▶ Directions: Could you output the whole listing exactly as it stands, minus any images?

___ Records supplied

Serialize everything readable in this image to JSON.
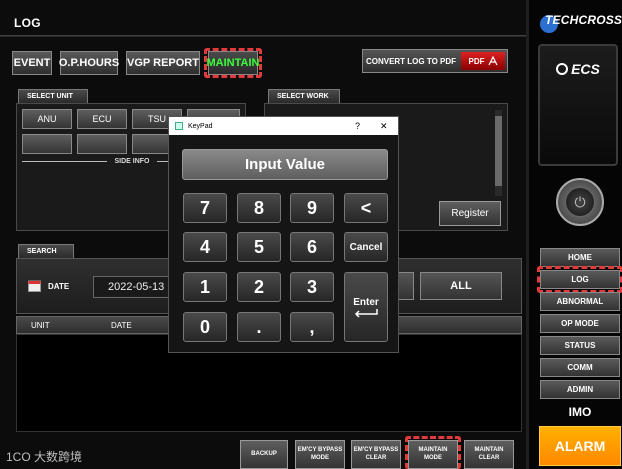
{
  "page": {
    "title": "LOG"
  },
  "tabs": [
    {
      "label": "EVENT"
    },
    {
      "label": "O.P.HOURS"
    },
    {
      "label": "VGP REPORT"
    },
    {
      "label": "MAINTAIN",
      "active": true
    }
  ],
  "convert_pdf": {
    "label": "CONVERT LOG TO PDF",
    "tag": "PDF"
  },
  "select_unit": {
    "title": "SELECT UNIT",
    "units": [
      "ANU",
      "ECU",
      "TSU",
      ""
    ],
    "side_info": "SIDE INFO"
  },
  "select_work": {
    "title": "SELECT WORK",
    "register_label": "Register"
  },
  "search": {
    "title": "SEARCH",
    "date_label": "DATE",
    "date_value": "2022-05-13",
    "all_label": "ALL"
  },
  "table": {
    "columns": [
      "UNIT",
      "DATE"
    ]
  },
  "bottom_buttons": [
    {
      "label": "BACKUP"
    },
    {
      "label": "EM'CY BYPASS MODE"
    },
    {
      "label": "EM'CY BYPASS CLEAR"
    },
    {
      "label": "MAINTAIN MODE",
      "highlighted": true
    },
    {
      "label": "MAINTAIN CLEAR"
    }
  ],
  "keypad": {
    "window_title": "KeyPad",
    "help_glyph": "?",
    "close_glyph": "✕",
    "display": "Input Value",
    "keys": {
      "k7": "7",
      "k8": "8",
      "k9": "9",
      "back": "<",
      "k4": "4",
      "k5": "5",
      "k6": "6",
      "cancel": "Cancel",
      "k1": "1",
      "k2": "2",
      "k3": "3",
      "enter": "Enter",
      "k0": "0",
      "dot": ".",
      "comma": ","
    }
  },
  "brand": {
    "name": "TECHCROSS",
    "product": "ECS"
  },
  "nav": [
    {
      "label": "HOME"
    },
    {
      "label": "LOG",
      "active": true
    },
    {
      "label": "ABNORMAL"
    },
    {
      "label": "OP MODE"
    },
    {
      "label": "STATUS"
    },
    {
      "label": "COMM"
    },
    {
      "label": "ADMIN"
    }
  ],
  "imo_label": "IMO",
  "alarm_label": "ALARM",
  "watermark": "大数跨境",
  "colors": {
    "highlight": "#e03a3a",
    "active_text": "#3bff3b",
    "alarm": "#ff9a00"
  }
}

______

▶ Response to this exercise:
Serialize everything readable in this image to JSON.
{
  "page": {
    "title": "LOG"
  },
  "tabs": [
    {
      "label": "EVENT"
    },
    {
      "label": "O.P.HOURS"
    },
    {
      "label": "VGP REPORT"
    },
    {
      "label": "MAINTAIN",
      "active": true
    }
  ],
  "convert_pdf": {
    "label": "CONVERT LOG TO PDF",
    "tag": "PDF"
  },
  "select_unit": {
    "title": "SELECT UNIT",
    "units": [
      "ANU",
      "ECU",
      "TSU",
      ""
    ],
    "side_info": "SIDE INFO"
  },
  "select_work": {
    "title": "SELECT WORK",
    "register_label": "Register"
  },
  "search": {
    "title": "SEARCH",
    "date_label": "DATE",
    "date_value": "2022-05-13",
    "all_label": "ALL"
  },
  "table": {
    "columns": [
      "UNIT",
      "DATE"
    ]
  },
  "bottom_buttons": [
    {
      "label": "BACKUP"
    },
    {
      "label": "EM'CY BYPASS MODE"
    },
    {
      "label": "EM'CY BYPASS CLEAR"
    },
    {
      "label": "MAINTAIN MODE",
      "highlighted": true
    },
    {
      "label": "MAINTAIN CLEAR"
    }
  ],
  "keypad": {
    "window_title": "KeyPad",
    "help_glyph": "?",
    "close_glyph": "✕",
    "display": "Input Value",
    "keys": {
      "k7": "7",
      "k8": "8",
      "k9": "9",
      "back": "<",
      "k4": "4",
      "k5": "5",
      "k6": "6",
      "cancel": "Cancel",
      "k1": "1",
      "k2": "2",
      "k3": "3",
      "enter": "Enter",
      "k0": "0",
      "dot": ".",
      "comma": ","
    }
  },
  "brand": {
    "name": "TECHCROSS",
    "product": "ECS"
  },
  "nav": [
    {
      "label": "HOME"
    },
    {
      "label": "LOG",
      "active": true
    },
    {
      "label": "ABNORMAL"
    },
    {
      "label": "OP MODE"
    },
    {
      "label": "STATUS"
    },
    {
      "label": "COMM"
    },
    {
      "label": "ADMIN"
    }
  ],
  "imo_label": "IMO",
  "alarm_label": "ALARM",
  "watermark": "大数跨境",
  "colors": {
    "highlight": "#e03a3a",
    "active_text": "#3bff3b",
    "alarm": "#ff9a00"
  }
}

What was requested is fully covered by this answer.